Try it —
Across the whole listing, state how many lines include "渝府办发". Add nothing to that number.

Input data —
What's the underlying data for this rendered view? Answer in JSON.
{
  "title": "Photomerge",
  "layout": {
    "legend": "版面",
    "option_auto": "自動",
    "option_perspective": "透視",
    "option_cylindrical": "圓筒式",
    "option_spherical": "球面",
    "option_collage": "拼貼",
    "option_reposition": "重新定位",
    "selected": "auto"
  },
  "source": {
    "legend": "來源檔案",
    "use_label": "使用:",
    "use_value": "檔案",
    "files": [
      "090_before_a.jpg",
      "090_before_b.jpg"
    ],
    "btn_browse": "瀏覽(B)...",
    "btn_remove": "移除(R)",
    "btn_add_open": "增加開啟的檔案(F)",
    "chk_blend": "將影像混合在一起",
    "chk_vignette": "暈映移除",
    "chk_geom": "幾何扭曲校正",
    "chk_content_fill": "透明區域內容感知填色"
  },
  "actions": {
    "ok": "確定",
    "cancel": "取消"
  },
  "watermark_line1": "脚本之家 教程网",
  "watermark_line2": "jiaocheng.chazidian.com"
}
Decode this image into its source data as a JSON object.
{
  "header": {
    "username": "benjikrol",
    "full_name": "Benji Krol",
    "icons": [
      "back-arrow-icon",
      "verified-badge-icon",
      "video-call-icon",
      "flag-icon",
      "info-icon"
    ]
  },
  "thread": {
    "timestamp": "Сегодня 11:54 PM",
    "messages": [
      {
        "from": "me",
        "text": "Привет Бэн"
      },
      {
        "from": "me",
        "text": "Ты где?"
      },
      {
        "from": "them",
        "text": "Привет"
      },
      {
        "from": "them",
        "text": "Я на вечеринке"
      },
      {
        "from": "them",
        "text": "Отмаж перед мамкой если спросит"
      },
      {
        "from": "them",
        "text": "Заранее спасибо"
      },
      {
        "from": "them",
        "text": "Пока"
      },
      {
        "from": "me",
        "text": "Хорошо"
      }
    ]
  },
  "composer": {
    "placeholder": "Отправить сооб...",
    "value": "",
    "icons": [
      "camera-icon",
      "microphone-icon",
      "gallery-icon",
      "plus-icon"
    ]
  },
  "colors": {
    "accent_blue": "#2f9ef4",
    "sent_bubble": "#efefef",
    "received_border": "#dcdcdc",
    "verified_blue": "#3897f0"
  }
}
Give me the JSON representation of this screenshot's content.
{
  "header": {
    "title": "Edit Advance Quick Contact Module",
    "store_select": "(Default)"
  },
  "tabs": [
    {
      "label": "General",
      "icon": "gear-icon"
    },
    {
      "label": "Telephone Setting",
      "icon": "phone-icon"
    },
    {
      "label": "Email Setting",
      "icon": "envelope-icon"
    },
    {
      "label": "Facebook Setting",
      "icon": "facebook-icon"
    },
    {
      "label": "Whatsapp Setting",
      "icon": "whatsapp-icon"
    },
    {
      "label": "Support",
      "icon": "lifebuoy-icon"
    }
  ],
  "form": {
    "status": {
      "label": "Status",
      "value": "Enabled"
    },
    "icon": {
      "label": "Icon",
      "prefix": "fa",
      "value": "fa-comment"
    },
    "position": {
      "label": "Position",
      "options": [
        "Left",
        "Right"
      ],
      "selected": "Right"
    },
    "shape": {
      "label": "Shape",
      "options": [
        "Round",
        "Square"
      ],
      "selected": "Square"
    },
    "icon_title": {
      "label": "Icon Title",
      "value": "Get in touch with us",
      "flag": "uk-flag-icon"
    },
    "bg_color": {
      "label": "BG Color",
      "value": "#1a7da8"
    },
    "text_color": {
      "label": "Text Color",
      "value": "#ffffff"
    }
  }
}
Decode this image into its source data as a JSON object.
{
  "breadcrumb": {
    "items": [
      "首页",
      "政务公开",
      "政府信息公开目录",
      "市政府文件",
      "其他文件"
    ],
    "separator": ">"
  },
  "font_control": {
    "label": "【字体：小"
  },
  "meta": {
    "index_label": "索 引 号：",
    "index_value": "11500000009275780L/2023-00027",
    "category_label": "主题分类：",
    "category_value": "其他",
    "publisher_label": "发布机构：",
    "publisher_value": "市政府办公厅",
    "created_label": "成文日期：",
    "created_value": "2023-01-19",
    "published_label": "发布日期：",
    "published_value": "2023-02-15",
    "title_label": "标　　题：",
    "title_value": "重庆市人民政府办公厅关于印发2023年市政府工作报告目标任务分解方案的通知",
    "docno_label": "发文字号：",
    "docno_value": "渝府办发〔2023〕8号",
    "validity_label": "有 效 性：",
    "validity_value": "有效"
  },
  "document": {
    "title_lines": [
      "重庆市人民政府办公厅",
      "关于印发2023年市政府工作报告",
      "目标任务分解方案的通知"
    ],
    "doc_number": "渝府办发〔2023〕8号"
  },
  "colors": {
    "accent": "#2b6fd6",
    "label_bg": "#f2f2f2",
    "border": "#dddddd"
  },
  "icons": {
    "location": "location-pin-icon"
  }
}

Answer to the problem —
2